I think the writer is forgetting Shane Gould. The only woman to hold all freestyle records from 100 to 1500 simultaneously!!!!

4 years ago
Reply to  Rich Davis

Rich Davis yep and she also swam IMs

4 years ago
Reply to  Rich Davis

Rich Davis she was my first swimming heroine! Posters everywhere when I was little!

4 years ago
Reply to  Rich Davis

Susan L. Lansbury I always wanted the T-shirt the American team wore at the 1972 Olympics. ‘All that glitters is not Gould’.
I know it was meant to psych her out, but what an amazing compliment to a 15 year old girl, that the mighty powerhouse of American swimming was scared of you.

4 years ago

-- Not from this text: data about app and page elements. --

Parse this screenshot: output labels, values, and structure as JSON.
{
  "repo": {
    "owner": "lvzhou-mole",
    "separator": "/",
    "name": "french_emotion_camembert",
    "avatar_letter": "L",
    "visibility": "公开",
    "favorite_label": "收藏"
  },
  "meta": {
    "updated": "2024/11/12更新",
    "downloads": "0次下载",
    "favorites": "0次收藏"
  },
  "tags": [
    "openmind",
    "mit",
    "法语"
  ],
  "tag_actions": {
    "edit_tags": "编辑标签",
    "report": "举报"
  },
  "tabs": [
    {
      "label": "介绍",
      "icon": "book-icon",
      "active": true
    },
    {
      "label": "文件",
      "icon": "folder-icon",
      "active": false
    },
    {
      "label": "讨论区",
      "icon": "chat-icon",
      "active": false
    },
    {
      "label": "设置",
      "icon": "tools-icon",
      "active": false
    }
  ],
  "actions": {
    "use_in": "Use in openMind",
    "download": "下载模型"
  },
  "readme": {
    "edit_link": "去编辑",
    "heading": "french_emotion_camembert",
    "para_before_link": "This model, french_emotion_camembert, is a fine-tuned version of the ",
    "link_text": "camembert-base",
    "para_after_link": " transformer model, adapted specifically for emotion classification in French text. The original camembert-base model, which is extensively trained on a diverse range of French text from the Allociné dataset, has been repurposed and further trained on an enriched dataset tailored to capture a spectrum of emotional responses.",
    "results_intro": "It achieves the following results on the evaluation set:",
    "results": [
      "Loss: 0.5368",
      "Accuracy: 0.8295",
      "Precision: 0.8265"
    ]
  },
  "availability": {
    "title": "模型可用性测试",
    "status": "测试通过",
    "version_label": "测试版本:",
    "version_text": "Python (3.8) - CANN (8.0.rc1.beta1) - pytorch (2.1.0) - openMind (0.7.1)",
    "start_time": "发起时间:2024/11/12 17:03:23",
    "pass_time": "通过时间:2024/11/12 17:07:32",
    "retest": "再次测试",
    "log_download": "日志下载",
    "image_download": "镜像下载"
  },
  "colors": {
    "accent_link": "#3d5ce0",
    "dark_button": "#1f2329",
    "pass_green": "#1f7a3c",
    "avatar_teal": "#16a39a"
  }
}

Great article. An interesting side note Titmus was beaten by 16 year old Lani Pallister in the 800 at the Aussie trials. Pallister is coached by her mum and former distance swimmer Janelle Elford.